    And he swore and kept his oath most steadfast.

    "I’ve catched the finest creature as ever harboured in Dean Woods," he said, "and her word be my law for evermore."

    But nobody else heard the truth that Wade was the unknown sinner, for Millicent felt as her father would have been cruel vexed about it.

    They was wed in the summer and Wade found open-air work to his taste not a mile from their home. But often, good lovers still, they’ll go to Hound’s Pool for memory’s sake and sit and hear Weaver Knowles working unseen about his task.

  2. Ian Topham says:

    Re: Hound’s Pool, Deancombe
    English Fairy and Other Folk Tales by Edwin Sidney Hartland [1890]

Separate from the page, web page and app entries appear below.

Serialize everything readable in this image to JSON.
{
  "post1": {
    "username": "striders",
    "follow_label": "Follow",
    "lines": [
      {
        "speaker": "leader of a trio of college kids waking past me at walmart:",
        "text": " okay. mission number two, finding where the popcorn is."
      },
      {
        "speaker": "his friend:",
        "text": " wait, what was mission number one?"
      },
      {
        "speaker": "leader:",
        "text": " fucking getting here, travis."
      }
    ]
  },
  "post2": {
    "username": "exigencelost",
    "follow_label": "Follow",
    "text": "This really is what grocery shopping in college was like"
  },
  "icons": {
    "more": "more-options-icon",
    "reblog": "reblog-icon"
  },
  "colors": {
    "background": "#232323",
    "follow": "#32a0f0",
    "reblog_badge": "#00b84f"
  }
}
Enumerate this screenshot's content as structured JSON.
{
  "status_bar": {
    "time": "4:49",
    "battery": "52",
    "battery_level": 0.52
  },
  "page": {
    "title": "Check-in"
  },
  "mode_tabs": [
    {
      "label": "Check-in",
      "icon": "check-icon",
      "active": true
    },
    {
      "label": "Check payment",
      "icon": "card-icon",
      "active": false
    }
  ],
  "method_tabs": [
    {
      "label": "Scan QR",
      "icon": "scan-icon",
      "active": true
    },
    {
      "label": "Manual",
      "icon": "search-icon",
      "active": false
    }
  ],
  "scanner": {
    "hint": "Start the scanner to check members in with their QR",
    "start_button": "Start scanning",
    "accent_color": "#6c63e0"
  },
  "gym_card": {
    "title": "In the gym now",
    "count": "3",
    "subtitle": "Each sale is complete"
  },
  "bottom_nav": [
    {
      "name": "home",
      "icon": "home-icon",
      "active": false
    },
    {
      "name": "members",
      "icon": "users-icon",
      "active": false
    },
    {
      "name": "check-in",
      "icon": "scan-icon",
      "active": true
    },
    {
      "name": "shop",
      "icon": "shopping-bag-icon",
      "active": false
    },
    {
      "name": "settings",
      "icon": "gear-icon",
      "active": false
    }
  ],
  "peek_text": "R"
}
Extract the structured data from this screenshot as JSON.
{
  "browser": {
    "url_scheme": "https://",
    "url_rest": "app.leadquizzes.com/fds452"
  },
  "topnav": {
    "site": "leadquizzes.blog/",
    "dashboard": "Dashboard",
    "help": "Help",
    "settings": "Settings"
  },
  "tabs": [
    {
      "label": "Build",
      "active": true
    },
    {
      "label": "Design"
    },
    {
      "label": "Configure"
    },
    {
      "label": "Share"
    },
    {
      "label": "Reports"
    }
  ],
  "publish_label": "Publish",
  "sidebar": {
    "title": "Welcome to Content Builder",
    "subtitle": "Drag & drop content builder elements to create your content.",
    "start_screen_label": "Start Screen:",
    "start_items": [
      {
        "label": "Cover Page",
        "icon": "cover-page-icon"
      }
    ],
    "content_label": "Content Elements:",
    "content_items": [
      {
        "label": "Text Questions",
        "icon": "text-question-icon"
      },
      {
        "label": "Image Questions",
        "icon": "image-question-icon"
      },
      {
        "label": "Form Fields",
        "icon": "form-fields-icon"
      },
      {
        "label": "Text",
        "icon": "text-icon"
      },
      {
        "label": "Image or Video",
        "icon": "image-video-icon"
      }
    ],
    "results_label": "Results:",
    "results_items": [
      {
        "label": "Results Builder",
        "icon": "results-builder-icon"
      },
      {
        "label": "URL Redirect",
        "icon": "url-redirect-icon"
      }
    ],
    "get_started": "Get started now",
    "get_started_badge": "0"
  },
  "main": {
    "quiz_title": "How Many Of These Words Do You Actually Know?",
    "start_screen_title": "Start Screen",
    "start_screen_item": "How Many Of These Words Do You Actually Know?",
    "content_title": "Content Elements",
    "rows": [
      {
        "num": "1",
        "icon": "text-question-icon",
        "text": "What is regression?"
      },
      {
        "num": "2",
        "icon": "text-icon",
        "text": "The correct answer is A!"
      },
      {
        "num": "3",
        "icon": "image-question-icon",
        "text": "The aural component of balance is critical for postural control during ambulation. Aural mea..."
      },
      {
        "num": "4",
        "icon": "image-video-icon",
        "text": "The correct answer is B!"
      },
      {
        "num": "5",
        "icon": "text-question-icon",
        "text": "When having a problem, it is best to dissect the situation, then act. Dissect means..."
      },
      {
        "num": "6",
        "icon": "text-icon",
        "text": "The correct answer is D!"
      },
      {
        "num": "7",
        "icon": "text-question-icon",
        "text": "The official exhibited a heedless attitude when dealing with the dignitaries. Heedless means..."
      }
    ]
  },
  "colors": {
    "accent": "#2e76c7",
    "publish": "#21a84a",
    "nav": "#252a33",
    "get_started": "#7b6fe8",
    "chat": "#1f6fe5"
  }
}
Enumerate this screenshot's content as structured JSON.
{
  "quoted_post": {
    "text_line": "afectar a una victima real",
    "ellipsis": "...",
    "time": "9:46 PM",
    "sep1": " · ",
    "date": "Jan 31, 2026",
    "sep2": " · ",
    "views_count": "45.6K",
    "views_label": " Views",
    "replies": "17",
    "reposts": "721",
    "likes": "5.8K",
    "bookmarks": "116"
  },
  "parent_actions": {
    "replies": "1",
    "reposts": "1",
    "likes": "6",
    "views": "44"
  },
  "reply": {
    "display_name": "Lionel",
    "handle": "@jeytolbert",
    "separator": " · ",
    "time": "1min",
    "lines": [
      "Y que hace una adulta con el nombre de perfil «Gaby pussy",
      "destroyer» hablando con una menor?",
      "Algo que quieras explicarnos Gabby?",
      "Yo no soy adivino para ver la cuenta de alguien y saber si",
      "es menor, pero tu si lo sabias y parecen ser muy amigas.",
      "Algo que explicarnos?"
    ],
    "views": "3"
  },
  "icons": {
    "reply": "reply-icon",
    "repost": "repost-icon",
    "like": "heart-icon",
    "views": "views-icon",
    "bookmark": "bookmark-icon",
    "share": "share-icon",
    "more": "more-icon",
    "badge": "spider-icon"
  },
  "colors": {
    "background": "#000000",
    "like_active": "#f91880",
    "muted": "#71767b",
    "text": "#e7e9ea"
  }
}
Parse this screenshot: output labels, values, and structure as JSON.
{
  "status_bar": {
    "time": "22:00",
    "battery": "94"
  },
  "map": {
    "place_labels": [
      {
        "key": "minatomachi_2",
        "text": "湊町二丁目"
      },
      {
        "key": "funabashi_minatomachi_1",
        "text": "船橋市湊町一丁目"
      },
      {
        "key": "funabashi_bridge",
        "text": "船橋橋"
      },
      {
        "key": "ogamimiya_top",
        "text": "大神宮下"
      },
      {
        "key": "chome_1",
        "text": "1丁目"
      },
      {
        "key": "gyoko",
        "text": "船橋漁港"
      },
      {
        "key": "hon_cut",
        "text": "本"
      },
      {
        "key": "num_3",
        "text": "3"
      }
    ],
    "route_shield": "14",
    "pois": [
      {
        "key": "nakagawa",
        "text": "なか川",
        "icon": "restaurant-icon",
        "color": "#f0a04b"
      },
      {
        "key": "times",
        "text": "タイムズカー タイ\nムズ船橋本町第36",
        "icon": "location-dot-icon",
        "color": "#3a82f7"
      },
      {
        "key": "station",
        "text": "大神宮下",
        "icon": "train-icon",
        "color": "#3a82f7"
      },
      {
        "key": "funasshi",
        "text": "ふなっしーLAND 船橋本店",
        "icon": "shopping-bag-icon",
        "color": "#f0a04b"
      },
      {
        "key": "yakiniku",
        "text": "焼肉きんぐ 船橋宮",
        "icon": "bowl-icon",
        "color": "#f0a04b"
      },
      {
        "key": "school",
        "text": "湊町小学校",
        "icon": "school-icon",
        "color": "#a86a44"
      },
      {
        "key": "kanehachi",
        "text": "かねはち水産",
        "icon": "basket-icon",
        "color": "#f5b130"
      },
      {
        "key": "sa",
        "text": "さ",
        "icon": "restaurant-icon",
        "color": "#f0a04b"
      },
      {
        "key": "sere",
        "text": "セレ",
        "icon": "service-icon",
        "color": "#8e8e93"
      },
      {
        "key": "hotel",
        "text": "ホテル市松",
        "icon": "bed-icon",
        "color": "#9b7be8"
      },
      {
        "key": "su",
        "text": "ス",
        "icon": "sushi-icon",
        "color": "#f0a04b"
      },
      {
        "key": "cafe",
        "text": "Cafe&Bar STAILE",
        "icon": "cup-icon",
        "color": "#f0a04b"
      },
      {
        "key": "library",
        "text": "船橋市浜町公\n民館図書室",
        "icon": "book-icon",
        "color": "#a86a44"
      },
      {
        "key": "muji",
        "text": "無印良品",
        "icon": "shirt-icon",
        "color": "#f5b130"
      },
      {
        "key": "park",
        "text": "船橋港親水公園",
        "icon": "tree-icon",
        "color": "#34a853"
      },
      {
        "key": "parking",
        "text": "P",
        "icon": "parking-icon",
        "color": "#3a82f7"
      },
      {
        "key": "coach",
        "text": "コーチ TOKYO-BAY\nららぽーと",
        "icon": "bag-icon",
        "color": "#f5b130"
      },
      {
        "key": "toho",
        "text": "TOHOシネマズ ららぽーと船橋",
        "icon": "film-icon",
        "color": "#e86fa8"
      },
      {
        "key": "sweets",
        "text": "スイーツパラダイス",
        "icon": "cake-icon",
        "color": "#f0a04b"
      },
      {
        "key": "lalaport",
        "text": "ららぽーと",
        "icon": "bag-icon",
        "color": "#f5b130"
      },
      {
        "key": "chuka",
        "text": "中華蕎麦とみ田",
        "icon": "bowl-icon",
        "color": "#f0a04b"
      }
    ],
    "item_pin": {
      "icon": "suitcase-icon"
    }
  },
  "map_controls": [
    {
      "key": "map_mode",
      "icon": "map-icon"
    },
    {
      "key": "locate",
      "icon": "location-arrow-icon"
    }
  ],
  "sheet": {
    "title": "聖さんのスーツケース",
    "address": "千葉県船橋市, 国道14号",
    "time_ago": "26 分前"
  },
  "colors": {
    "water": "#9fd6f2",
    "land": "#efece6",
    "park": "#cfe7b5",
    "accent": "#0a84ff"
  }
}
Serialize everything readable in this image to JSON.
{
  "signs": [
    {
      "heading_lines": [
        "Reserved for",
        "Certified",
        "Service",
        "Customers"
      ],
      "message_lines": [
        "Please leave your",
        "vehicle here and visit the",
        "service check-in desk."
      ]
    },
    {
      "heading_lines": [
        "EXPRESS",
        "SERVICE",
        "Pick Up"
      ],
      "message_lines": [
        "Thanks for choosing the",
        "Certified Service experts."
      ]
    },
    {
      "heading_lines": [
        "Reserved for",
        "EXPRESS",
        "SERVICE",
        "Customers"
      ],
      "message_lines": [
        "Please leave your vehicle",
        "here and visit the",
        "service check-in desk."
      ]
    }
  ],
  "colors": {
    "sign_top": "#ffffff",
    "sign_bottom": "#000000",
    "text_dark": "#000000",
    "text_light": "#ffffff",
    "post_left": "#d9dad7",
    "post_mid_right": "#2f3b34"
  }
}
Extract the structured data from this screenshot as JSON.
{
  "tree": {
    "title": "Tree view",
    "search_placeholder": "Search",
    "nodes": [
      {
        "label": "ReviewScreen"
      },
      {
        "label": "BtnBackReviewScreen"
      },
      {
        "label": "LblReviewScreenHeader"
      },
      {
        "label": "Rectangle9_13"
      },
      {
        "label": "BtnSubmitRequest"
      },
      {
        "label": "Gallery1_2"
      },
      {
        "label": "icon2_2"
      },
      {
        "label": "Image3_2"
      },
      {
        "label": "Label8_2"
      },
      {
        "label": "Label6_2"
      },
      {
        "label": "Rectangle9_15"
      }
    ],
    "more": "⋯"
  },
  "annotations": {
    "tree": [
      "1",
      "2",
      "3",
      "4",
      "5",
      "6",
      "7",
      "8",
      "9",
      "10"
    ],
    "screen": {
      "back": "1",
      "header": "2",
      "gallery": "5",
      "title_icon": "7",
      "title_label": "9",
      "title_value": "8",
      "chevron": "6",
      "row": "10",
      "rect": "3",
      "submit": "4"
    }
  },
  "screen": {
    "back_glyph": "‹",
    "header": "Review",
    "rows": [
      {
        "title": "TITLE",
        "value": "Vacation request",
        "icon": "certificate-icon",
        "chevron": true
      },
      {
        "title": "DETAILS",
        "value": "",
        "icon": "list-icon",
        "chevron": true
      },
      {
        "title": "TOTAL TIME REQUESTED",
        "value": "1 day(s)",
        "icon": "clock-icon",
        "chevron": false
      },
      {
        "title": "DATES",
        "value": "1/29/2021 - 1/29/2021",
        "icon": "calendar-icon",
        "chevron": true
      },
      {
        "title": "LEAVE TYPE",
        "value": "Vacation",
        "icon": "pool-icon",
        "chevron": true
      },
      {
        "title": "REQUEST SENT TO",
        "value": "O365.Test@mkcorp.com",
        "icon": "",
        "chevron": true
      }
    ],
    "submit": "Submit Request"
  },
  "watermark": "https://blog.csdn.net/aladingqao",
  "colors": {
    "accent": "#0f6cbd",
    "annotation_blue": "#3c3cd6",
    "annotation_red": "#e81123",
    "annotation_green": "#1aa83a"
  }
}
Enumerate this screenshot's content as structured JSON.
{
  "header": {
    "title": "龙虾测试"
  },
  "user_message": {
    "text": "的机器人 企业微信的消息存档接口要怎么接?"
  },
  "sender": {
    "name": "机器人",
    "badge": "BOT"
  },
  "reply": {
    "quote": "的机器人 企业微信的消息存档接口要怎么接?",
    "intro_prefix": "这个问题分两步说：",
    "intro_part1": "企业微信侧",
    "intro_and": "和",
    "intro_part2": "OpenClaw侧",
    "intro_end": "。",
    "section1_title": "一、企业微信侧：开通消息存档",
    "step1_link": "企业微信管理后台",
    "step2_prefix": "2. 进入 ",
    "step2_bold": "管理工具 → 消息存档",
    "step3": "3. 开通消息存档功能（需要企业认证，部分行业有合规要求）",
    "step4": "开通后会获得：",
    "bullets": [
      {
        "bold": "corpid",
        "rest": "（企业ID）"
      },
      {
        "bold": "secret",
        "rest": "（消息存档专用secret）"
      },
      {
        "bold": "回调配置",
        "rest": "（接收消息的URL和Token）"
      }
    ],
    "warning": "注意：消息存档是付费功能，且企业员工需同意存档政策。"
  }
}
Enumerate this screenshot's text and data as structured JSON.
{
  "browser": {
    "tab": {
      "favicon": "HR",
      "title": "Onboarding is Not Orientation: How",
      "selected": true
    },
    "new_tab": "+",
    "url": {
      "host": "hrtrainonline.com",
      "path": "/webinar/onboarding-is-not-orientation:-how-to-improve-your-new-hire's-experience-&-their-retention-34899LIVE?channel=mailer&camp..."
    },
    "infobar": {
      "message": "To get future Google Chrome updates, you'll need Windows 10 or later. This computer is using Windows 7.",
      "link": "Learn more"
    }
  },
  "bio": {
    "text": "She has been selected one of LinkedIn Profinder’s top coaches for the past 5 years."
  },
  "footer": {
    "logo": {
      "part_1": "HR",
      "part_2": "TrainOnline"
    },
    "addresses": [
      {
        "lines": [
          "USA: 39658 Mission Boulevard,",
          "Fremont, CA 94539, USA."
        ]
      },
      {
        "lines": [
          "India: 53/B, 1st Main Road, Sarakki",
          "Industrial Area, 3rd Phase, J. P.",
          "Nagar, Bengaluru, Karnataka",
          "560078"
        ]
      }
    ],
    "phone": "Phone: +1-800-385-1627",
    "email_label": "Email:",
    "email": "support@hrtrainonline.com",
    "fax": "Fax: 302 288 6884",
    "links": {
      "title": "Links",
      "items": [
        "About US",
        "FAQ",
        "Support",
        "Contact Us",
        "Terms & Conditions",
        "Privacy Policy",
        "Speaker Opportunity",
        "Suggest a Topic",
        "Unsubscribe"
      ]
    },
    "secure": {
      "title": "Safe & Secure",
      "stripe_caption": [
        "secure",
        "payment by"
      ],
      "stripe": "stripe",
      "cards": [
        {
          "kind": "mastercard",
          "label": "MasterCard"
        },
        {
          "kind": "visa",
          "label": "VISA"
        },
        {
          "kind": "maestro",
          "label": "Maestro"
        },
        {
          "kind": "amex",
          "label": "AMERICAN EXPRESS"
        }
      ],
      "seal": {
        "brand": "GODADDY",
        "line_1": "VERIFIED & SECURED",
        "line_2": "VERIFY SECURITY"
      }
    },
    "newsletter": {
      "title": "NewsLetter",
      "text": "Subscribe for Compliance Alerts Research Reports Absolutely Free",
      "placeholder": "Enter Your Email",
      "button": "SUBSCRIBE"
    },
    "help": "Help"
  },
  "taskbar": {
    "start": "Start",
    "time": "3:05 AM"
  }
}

    There once lived in the hamlet of Dean Comb; Devon, a weaver of great fame and skill. After long prosperity he died and was buried But the next day he appeared sitting at the loom in his chamber, working as diligently as when he was alive. His Sons applied to the vicar, who accordingly went to the foot of the stairs, and heard the noise of the weaver’s shuttle in the room above. "Knowles," he cried, "come down; this is no place for thee." "I will," replied the weaver, "as soon as I have worked out my quill" (the quill is the shuttle full of wool). "Nay," said the vicar, "thou hast been long enough at thy work; come down at once." So when the spirit came down the vicar took a handful of earth from the churchyard and threw it in its face. And in a moment it became a black hound. "Follow me," said the vicar, and it followed him to the gate of the wood. And when they came there, "it seemed as if all the trees in the wood were coming together, so great was the wind." Then the vicar took a nutshell with a hole in it, and led the hound to the pool below the waterfall. "Take this shell," said he, "and when thou shalt have dipped out the pool with it, thou mayest rest–not before!" And at midday and at midnight the hound may still be seen at its work. It is difficult to understand why the industrious weaver was consigned to such a hopeless doom. Many spectral dogs, believed to be the souls of wicked persons, are said to haunt the sides of rivers and pools, and sometimes their yelping is so dreadful, that all who hear them lose their senses.